In light of e-cigarettes’ popularity amongst teens, the U.S. government has acknowledged the epidemic and is currently taking great strides with the hopes to decrease these statistics. On December 20, 2019, President Trump signed the Tobacco 21 bill into a law. By raising the age of sale for tobacco products from 18 to 21, the National Academy of Medicine estimates 223,000 lives could be saved. Taking into consideration that many smokers aged 18 supply tobacco products to younger peers, the U.S. government expects the number of high school-aged e-cigarette users to decrease significantly. 

“The increasing number of reports that we’re hearing albeit anecdotally of kids who are either becoming addicted or showing signs of addiction to especially these pod-based products is really concerning,” said Mitch Zeller, Director of FDA’s Center for Tobacco Products. “In the past when we had lots of kids smoking cigarettes, there were no FDA approved medicines.

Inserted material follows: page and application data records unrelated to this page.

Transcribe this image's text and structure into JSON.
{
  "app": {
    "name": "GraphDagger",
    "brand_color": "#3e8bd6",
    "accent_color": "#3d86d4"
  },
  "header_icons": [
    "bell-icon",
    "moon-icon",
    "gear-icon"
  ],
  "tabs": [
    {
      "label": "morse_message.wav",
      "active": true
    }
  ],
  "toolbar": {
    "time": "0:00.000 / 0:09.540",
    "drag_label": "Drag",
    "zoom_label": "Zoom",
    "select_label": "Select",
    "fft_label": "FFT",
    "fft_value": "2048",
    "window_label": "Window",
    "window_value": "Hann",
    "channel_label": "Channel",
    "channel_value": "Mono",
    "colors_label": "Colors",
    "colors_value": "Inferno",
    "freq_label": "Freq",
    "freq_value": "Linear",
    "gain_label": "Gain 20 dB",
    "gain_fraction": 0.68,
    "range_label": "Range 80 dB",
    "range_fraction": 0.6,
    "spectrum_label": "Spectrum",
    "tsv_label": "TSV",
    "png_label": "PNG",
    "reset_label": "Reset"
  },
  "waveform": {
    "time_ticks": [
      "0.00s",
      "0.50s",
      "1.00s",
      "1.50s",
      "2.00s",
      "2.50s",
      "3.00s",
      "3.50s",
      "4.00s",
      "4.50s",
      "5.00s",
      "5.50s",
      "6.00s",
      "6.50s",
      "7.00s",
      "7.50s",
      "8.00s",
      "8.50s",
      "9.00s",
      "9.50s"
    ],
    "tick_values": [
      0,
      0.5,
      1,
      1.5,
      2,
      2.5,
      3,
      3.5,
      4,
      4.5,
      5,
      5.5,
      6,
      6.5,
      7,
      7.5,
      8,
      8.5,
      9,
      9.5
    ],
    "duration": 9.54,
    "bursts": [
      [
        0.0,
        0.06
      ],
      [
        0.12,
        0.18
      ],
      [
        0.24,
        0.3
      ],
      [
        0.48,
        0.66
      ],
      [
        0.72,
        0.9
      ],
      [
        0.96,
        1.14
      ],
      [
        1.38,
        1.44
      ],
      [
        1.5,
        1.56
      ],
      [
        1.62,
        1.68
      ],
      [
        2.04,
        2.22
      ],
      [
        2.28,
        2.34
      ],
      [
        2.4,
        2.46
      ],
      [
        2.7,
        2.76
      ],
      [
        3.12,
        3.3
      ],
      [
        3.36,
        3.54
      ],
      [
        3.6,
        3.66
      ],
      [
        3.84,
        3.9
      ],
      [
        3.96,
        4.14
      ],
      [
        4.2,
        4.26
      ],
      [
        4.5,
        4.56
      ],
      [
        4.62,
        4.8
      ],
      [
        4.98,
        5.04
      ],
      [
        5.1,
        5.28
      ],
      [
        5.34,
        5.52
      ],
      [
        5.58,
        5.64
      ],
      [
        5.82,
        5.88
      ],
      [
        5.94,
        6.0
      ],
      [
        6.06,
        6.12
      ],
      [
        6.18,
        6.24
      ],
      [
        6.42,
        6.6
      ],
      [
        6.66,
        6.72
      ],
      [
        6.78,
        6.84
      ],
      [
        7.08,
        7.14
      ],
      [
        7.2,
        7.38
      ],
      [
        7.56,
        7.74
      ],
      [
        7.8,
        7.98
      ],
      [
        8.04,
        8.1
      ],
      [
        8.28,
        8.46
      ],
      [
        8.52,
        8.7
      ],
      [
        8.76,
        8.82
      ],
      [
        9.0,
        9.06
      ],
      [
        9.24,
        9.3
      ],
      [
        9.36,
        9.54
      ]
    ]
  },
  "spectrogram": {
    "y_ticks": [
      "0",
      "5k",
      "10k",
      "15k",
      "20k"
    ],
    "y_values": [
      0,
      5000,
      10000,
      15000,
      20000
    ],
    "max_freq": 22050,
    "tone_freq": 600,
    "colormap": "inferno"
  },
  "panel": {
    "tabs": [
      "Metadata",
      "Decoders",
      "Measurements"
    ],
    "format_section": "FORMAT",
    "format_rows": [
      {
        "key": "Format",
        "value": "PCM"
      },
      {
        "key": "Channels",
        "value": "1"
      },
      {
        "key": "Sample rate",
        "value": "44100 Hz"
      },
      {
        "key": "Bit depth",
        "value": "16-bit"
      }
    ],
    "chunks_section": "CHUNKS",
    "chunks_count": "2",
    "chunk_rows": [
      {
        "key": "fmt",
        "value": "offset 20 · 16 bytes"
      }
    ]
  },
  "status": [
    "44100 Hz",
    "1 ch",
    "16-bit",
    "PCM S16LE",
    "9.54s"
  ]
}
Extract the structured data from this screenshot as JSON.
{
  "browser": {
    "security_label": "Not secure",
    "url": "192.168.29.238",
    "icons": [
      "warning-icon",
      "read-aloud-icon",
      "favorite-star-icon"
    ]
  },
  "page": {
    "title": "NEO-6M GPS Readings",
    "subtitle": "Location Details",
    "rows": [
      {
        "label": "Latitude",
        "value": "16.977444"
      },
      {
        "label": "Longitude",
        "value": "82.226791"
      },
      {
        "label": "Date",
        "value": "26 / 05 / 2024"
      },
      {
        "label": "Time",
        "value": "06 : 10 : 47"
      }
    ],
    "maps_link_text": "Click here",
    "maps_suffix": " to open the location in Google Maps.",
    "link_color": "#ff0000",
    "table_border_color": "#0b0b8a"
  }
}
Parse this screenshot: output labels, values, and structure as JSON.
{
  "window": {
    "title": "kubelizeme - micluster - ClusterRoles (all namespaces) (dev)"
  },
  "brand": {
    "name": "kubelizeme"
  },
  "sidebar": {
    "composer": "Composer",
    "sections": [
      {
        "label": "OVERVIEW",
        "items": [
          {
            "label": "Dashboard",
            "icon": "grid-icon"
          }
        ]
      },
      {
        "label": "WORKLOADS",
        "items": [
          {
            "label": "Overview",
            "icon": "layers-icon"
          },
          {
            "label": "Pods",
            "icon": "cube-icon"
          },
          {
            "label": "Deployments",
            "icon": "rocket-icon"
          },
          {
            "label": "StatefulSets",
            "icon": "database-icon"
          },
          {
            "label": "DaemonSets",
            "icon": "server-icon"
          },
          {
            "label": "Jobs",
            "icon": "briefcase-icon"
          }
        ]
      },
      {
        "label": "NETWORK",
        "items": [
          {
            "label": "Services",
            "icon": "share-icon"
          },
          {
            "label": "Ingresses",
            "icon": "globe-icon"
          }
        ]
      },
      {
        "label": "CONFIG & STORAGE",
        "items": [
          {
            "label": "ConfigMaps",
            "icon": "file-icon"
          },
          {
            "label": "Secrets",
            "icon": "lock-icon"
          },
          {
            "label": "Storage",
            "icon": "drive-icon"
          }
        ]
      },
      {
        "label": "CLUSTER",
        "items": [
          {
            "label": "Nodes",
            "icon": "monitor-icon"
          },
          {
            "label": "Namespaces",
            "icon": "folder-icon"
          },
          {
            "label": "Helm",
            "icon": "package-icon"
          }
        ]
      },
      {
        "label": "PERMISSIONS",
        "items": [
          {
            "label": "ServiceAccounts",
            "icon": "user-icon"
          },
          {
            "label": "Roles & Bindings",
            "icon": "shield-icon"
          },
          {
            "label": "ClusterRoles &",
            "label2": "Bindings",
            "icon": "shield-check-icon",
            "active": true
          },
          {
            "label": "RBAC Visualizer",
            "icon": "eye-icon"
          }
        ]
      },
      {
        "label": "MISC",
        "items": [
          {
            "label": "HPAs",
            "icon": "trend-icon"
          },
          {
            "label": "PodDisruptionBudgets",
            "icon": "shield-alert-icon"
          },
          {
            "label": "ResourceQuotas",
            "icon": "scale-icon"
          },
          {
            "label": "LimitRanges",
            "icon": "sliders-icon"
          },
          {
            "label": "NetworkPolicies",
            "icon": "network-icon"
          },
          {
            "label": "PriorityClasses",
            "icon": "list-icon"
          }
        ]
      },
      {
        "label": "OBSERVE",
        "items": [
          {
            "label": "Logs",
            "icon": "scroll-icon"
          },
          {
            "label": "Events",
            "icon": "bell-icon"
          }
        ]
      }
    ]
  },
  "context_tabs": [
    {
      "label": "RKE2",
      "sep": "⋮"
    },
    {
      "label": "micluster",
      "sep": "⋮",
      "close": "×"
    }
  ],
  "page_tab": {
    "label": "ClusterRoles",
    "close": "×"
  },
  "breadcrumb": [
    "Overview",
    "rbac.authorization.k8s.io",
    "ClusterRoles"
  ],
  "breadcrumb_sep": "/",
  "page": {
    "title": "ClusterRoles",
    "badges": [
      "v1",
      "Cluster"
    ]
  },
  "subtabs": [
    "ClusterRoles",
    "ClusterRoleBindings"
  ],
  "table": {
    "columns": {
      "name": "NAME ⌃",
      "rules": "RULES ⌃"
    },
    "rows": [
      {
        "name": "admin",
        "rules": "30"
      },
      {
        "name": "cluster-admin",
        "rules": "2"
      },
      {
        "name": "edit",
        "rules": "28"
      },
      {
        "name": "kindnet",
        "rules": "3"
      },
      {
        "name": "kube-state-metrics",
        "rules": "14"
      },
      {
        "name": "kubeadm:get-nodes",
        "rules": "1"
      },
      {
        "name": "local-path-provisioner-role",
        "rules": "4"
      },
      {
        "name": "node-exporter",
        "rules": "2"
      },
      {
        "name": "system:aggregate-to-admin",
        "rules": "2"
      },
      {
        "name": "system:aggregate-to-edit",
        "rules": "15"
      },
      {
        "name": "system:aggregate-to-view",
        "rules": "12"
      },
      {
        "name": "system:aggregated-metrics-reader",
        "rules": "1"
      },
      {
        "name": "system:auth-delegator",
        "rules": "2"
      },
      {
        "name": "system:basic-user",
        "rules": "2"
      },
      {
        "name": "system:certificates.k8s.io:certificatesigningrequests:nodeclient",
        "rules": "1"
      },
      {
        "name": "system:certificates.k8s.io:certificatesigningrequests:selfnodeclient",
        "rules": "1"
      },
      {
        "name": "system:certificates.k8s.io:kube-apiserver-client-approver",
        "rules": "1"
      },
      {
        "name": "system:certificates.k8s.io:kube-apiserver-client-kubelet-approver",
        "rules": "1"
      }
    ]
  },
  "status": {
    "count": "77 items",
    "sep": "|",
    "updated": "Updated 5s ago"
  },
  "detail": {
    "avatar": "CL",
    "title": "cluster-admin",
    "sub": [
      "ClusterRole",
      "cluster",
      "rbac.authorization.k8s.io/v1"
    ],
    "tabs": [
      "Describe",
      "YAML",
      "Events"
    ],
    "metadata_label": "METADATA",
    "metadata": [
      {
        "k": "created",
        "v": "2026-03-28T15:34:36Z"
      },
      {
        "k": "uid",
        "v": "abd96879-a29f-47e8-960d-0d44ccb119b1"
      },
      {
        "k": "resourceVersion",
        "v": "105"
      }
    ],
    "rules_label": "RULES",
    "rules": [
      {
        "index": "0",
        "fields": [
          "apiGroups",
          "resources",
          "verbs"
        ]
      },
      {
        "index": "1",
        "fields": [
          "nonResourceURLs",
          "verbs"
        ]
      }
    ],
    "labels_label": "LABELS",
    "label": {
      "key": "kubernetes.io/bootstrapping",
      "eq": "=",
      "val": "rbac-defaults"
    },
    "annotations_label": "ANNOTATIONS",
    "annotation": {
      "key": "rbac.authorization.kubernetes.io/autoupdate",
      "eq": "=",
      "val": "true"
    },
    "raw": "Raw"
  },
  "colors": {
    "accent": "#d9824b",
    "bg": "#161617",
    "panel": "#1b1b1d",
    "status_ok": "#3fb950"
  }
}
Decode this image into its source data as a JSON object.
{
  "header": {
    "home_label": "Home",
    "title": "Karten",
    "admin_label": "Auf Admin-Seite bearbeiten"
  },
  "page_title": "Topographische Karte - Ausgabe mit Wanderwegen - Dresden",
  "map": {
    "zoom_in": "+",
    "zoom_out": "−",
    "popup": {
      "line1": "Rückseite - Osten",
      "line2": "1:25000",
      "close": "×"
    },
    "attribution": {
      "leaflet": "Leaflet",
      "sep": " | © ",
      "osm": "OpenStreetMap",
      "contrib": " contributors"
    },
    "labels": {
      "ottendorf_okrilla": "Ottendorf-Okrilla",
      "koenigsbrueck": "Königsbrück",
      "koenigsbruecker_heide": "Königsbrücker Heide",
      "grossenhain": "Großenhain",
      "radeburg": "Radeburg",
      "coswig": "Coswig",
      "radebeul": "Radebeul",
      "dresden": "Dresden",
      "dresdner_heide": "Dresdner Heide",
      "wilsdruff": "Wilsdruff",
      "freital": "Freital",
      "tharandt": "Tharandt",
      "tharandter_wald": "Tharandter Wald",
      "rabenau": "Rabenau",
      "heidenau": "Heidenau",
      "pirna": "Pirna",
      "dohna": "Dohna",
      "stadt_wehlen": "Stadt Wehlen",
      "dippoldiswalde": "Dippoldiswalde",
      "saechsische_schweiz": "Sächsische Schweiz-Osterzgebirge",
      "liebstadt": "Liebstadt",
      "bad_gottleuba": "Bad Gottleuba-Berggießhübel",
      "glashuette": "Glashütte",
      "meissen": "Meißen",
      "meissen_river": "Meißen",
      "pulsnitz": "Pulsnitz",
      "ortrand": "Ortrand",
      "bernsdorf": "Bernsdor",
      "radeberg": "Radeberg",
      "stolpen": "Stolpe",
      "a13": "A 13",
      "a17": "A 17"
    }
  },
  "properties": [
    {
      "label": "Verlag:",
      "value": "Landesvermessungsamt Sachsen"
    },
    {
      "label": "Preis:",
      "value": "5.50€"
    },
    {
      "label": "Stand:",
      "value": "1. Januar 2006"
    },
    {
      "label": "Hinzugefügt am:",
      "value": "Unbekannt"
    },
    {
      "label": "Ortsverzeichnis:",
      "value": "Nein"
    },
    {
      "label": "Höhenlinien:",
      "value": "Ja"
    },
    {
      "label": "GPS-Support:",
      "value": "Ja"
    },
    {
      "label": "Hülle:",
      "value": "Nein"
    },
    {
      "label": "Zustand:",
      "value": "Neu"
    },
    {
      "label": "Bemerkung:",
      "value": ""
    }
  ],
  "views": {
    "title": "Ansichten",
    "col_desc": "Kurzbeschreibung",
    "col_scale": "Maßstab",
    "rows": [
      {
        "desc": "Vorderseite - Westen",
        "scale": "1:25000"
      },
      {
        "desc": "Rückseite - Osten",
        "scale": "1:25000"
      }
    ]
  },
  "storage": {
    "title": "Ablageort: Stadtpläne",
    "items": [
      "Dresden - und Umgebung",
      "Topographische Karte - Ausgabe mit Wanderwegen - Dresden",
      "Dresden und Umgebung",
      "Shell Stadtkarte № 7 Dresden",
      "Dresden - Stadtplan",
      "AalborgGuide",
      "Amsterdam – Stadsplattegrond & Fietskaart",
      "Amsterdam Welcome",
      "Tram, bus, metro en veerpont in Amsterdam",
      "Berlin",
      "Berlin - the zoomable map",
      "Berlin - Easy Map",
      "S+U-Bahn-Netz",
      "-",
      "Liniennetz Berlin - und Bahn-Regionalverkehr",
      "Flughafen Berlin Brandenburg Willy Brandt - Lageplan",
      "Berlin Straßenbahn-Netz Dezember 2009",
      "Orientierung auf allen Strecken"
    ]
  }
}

There still aren’t, so this remains a gap in the treatment arsenal that needs to be closed, and we are working closely with colleagues to try to do that.”

Although organizations like the FDA and CDC have taken great strides to help decrease e-cigarette and vaping figures amongst teens, the natural rebellious nature of the age has made it difficult. With the new Tobacco 21 law, however, many hope the epidemic will find its resolution, and the severe health problem statistics will reduce.

To some, however, the end-all, be-all solution is simple.

“Teens should not use any tobacco products, including e-cigarettes,” explained Dr. Schuchat. “They shouldn’t be using these products routinely or even experimenting with them.”

And while this solution may seem well out of reach, many commend the efforts made by the CDC and FDA as a step in the right direction towards ending the teen vaping epidemic once and for all.